A company that makes fire-fighting foam containing so-called forever chemicals known as PFAS reached a $17.5 million settlement on Thursday with northern Wisconsin residents over contamination from the chemicals.
The residents’ class-action lawsuit accused Tyco Fire Products and three other companies of making and testing fire-fighting foam containing PFAS at a center in Marinette, which then leached into private wells and properties in nearby Peshtigo.
PFAS are man-made chemicals that don’t break down easily in the environment. They have been linked to cancer, liver disease and reproductive-health troubles. The two Peshtigo residents who first filed the lawsuit in 2018 asked for compensation for their exposure to water and soil contamination and related health risks.
Under the proposed agreement, $15 million of the settlement will pay for property damage and other claims from class members. The remaining $2.5 million will be allocated to residents who have testicular cancer, kidney cancer, pregnancy-induced hypertension, ulcerative colitis or thyroid disease.
Court documents said Tyco and the other defendants in the case have already agreed to provide bottled water and point-of-entry treatment systems for homes with contaminated wells. The companies are also working to connect homes to a permanent supply of clean, safe drinking water.

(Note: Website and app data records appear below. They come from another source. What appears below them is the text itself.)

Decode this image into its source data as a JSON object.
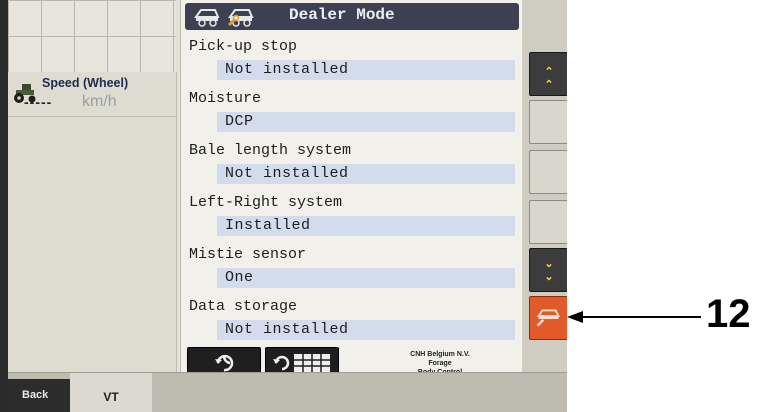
{
  "header": {
    "title": "Dealer Mode"
  },
  "speed": {
    "label": "Speed (Wheel)",
    "value": "-----",
    "unit": "km/h"
  },
  "settings": [
    {
      "label": "Pick-up stop",
      "value": "Not installed"
    },
    {
      "label": "Moisture",
      "value": "DCP"
    },
    {
      "label": "Bale length system",
      "value": "Not installed"
    },
    {
      "label": "Left-Right system",
      "value": "Installed"
    },
    {
      "label": "Mistie sensor",
      "value": "One"
    },
    {
      "label": "Data storage",
      "value": "Not installed"
    }
  ],
  "footer": {
    "company_lines": [
      "CNH Belgium N.V.",
      "Forage",
      "Body Control"
    ]
  },
  "bottom_bar": {
    "back_label": "Back",
    "vt_label": "VT"
  },
  "softkeys": [
    "page-up",
    "blank",
    "blank",
    "blank",
    "page-down",
    "dealer-mode"
  ],
  "callout": {
    "number": "12"
  },
  "colors": {
    "title_bar": "#3d4052",
    "value_highlight": "#d3dcec",
    "dealer_key": "#e05a2a"
  }
}
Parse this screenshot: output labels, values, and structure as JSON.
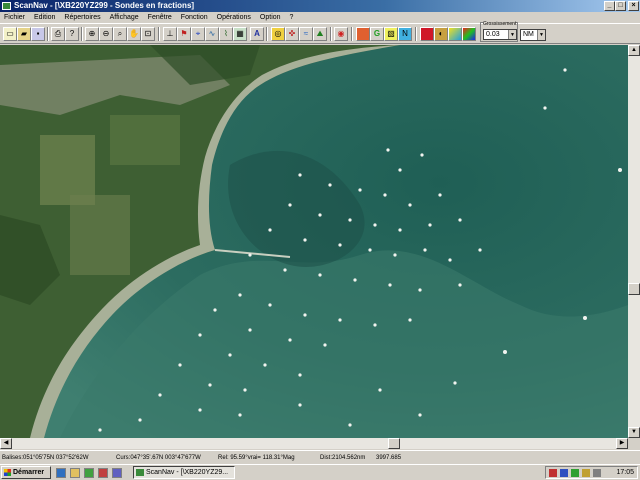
{
  "window": {
    "title": "ScanNav - [\\XB220YZ299 - Sondes en fractions]",
    "controls": [
      "_",
      "□",
      "×"
    ]
  },
  "menu": [
    "Fichier",
    "Edition",
    "Répertoires",
    "Affichage",
    "Fenêtre",
    "Fonction",
    "Opérations",
    "Option",
    "?"
  ],
  "toolbar": {
    "icons": [
      "new-icon",
      "open-icon",
      "save-icon",
      "print-icon",
      "info-icon",
      "zoom-in-icon",
      "zoom-out-icon",
      "zoom-window-icon",
      "pan-icon",
      "full-view-icon",
      "select-icon",
      "route-icon",
      "waypoint-icon",
      "track-icon",
      "depth-icon",
      "chart-icon",
      "text-icon",
      "gps-icon",
      "compass-icon",
      "tide-icon",
      "mob-icon",
      "layer-icon",
      "grid-icon",
      "palette-icon",
      "color-icon",
      "rgb-icon",
      "pencil-icon"
    ],
    "scale_caption": "Grossissement",
    "scale_value": "0.03",
    "unit_value": "NM"
  },
  "statusbar": {
    "balises": "Balises:051°05'75N 037°52'62W",
    "curseur": "Curs:047°35'.67N 003°47'677W",
    "relevement": "Rel: 95.59°vrai= 118.31°Mag",
    "distance": "Dist:2104.562nm",
    "extra": "3997.685"
  },
  "taskbar": {
    "start_label": "Démarrer",
    "task_label": "ScanNav - [\\XB220YZ29...",
    "clock": "17:05"
  }
}
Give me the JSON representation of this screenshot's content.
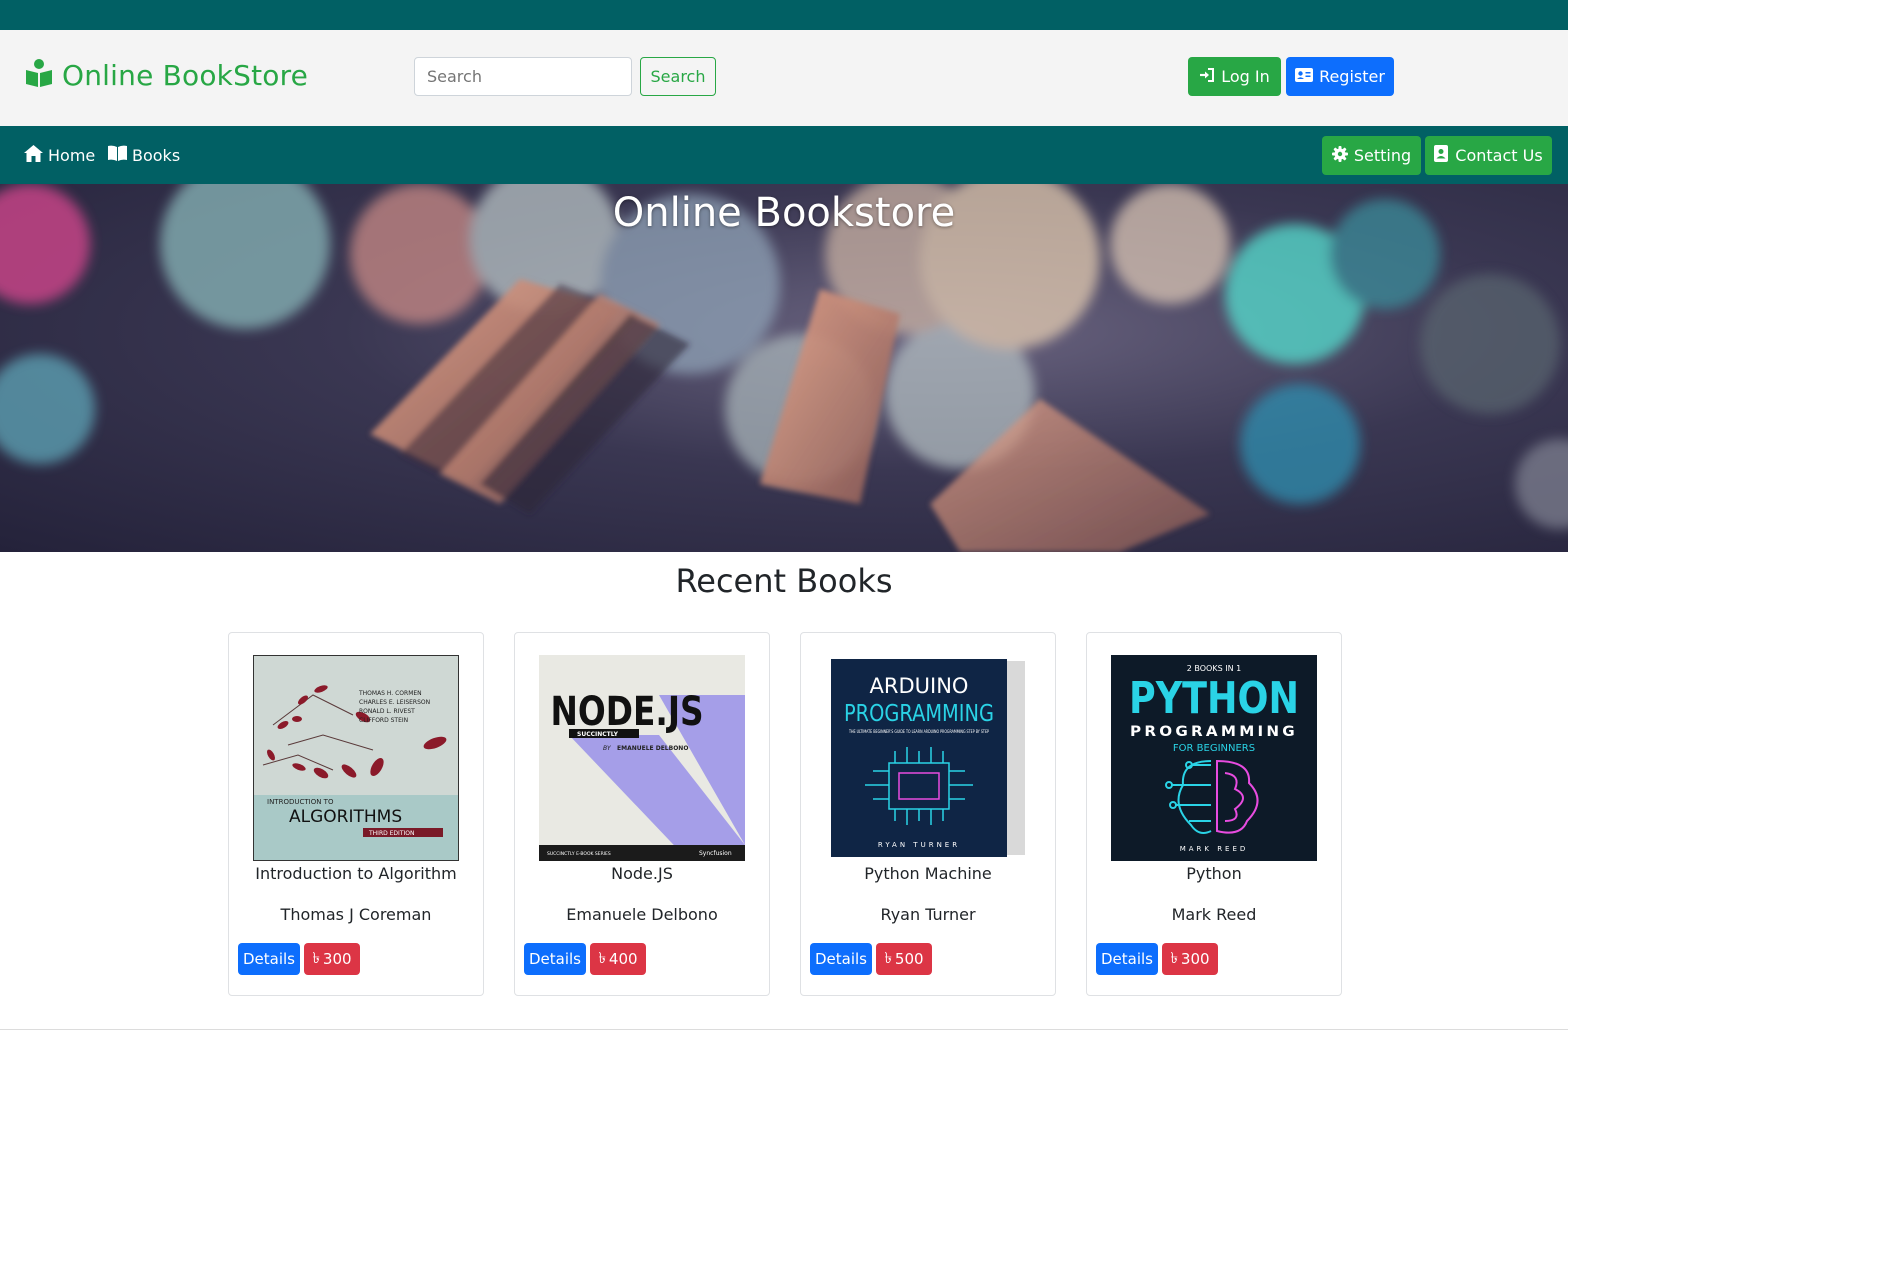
{
  "header": {
    "brand": "Online BookStore",
    "search_placeholder": "Search",
    "search_button": "Search",
    "login_label": "Log In",
    "register_label": "Register"
  },
  "nav": {
    "home": "Home",
    "books": "Books",
    "setting": "Setting",
    "contact": "Contact Us"
  },
  "hero": {
    "title": "Online Bookstore"
  },
  "recent": {
    "title": "Recent Books",
    "details_label": "Details",
    "currency_symbol": "৳",
    "books": [
      {
        "title": "Introduction to Algorithm",
        "author": "Thomas J Coreman",
        "price": "300"
      },
      {
        "title": "Node.JS",
        "author": "Emanuele Delbono",
        "price": "400"
      },
      {
        "title": "Python Machine",
        "author": "Ryan Turner",
        "price": "500"
      },
      {
        "title": "Python",
        "author": "Mark Reed",
        "price": "300"
      }
    ]
  },
  "covers": {
    "algorithms": {
      "authors": [
        "THOMAS H. CORMEN",
        "CHARLES E. LEISERSON",
        "RONALD L. RIVEST",
        "CLIFFORD STEIN"
      ],
      "intro": "INTRODUCTION TO",
      "title": "ALGORITHMS",
      "edition": "THIRD EDITION"
    },
    "nodejs": {
      "title": "NODE.JS",
      "subtitle": "SUCCINCTLY",
      "by": "BY",
      "author": "EMANUELE DELBONO",
      "series": "SUCCINCTLY E-BOOK SERIES",
      "publisher": "Syncfusion"
    },
    "arduino": {
      "title1": "ARDUINO",
      "title2": "PROGRAMMING",
      "tagline": "THE ULTIMATE BEGINNER'S GUIDE TO LEARN ARDUINO PROGRAMMING STEP BY STEP",
      "author": "RYAN TURNER"
    },
    "python": {
      "top": "2 BOOKS IN 1",
      "title": "PYTHON",
      "sub": "PROGRAMMING",
      "sub2": "FOR BEGINNERS",
      "author": "MARK REED"
    }
  },
  "colors": {
    "teal": "#016064",
    "green": "#28a745",
    "blue": "#0d6efd",
    "red": "#dc3545"
  }
}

There are an estimated 300 properties in the affected area, and more than half have already had their homes tested for PFAS. The chemicals were found in some of the tests but not in most, according to the settlement.
Before the agreement can take effect, Judge Richard Gergel of the U.S. District Court of South Carolina will have to sign off on it. He’s overseeing a number of lawsuits nationwide involving PFAS contamination.
Tyco did not admit to any wrongdoing in the settlement. Katie McGinty, a Tyco spokesperson, said the agreement “expresses our desire to resolve this litigation so that we can focus on the permanent solutions we have identified to get rid of the PFAS.”
She said the settlement doesn’t affect or change the company’s commitment to paying for a new waterline to permanently provide clean drinking water to affected Peshtigo residents. Johnson Controls International, the parent company of Tyco, set aside $140 million in 2019 to clean up the pollutants in Marinette.
Last month, a group of more than 20 state agencies released a report with recommendations for PFAS cleanup throughout the state. The chemicals have been detected in more than 40 places in Wisconsin.
Among other things, the recommendations call for establishing PFAS standards for soil, groundwater and other environments; reducing the use of the chemicals; developing new ways to identify contamination; and streamlining ways to deliver safe drinking water. Follow @TDR_WLJDan